- Sam Bock, Public Historian and Exhibit Developer
“One of my favorite history podcasts is Hardcore History with Dan Carlin. Carlin does more research and reflection than any podcaster I’ve listened to, presenting multiple perspectives and lenses through which to view any given historical event. He always puts events, decisions, situations and behaviors in historical context. Carlin often spends a quality amount of time discussing warfare and battle tactics, which is incredibly interesting. His podcasts are more like books—instead of the normal 30 minute/definitely under an hour format, his are often multiple hours long with multiple parts. ‘Wrath of the Khans’ is a series that follows the history and succession of the steppe people in Mongolia. Another series, ‘Blueprint for Armageddon,’ impressively documents World War I.”
- Chelsea Stone, Photo Research and Permissions Librarian
“NPR’s On Being podcast addresses issues of meaning, belief and justice among other things. Each week I listen to the podcast while preparing a Sunday night dinner. Some of the most edifying podcasts on the show have been the ones about the theologian, activist, historian, author and Coloradan Vincent Harding. Harding is the author behind Martin Luther King’s famed ‘Riverside Church’ speech. He formed the Veterans of Hope Project at Iliff School of Theology emphasizing the need to listen to and share elders’ stories. His work, grounded in narrative theology, allows us to see stories as means to create transformation.”
- Marissa Volpe, Director of Community Engagement

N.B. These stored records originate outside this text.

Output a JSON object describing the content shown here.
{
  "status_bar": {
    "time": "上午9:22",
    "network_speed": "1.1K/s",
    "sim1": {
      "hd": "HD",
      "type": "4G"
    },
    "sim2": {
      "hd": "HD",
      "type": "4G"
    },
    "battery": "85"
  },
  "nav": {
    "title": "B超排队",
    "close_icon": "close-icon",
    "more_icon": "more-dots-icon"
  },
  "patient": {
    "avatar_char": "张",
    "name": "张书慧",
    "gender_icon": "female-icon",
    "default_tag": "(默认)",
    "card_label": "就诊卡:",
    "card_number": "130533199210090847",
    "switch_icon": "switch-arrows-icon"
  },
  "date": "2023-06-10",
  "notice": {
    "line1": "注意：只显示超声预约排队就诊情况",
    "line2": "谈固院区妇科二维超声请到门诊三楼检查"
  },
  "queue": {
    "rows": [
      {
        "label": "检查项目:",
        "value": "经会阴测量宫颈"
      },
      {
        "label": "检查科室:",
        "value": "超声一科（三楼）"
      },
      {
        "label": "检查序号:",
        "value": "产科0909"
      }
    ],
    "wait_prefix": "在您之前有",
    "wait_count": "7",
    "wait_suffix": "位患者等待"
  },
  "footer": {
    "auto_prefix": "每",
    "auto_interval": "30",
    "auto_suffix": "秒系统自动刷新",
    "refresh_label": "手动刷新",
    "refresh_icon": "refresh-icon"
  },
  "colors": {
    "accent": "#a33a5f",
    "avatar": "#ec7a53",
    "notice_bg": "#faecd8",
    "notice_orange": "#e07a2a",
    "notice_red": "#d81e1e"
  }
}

“Planet Money’s episode 'Tax Me if You Can' is about how Colorado changed the way taxes were assessed by the voting public. TABOR changed not only Colorado but other states who followed our lead. 99% Invisible’s episode 'A Sea Worth Its Salt' talks about how the Colorado River has changed because of the built environment and people’s needs. I’m actually featured in Every Little Thing’s episode 'How Not to Ruin Thanksgiving'!”